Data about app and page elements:
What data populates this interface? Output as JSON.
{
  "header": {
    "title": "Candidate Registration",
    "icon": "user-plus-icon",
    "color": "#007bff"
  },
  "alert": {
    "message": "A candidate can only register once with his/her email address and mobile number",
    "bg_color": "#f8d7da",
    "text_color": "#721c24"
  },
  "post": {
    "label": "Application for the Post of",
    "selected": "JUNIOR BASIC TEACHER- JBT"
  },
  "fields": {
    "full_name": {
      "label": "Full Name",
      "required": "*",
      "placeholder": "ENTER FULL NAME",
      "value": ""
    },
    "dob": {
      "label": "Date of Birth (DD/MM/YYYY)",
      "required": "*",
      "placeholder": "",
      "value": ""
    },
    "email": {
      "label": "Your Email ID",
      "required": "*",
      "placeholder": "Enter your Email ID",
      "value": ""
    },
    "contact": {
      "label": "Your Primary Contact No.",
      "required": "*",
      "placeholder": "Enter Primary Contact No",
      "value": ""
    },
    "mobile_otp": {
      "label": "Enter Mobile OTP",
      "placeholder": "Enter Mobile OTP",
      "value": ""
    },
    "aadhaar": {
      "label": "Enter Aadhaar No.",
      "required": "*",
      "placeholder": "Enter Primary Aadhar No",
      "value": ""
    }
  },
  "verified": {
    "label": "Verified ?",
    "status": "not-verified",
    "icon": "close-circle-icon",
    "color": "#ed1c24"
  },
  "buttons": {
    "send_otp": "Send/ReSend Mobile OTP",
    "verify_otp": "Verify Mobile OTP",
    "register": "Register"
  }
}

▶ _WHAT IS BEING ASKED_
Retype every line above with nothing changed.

▶ _RESPONSE BELOW_
What data populates this interface? Output as JSON.
{
  "header": {
    "title": "Candidate Registration",
    "icon": "user-plus-icon",
    "color": "#007bff"
  },
  "alert": {
    "message": "A candidate can only register once with his/her email address and mobile number",
    "bg_color": "#f8d7da",
    "text_color": "#721c24"
  },
  "post": {
    "label": "Application for the Post of",
    "selected": "JUNIOR BASIC TEACHER- JBT"
  },
  "fields": {
    "full_name": {
      "label": "Full Name",
      "required": "*",
      "placeholder": "ENTER FULL NAME",
      "value": ""
    },
    "dob": {
      "label": "Date of Birth (DD/MM/YYYY)",
      "required": "*",
      "placeholder": "",
      "value": ""
    },
    "email": {
      "label": "Your Email ID",
      "required": "*",
      "placeholder": "Enter your Email ID",
      "value": ""
    },
    "contact": {
      "label": "Your Primary Contact No.",
      "required": "*",
      "placeholder": "Enter Primary Contact No",
      "value": ""
    },
    "mobile_otp": {
      "label": "Enter Mobile OTP",
      "placeholder": "Enter Mobile OTP",
      "value": ""
    },
    "aadhaar": {
      "label": "Enter Aadhaar No.",
      "required": "*",
      "placeholder": "Enter Primary Aadhar No",
      "value": ""
    }
  },
  "verified": {
    "label": "Verified ?",
    "status": "not-verified",
    "icon": "close-circle-icon",
    "color": "#ed1c24"
  },
  "buttons": {
    "send_otp": "Send/ReSend Mobile OTP",
    "verify_otp": "Verify Mobile OTP",
    "register": "Register"
  }
}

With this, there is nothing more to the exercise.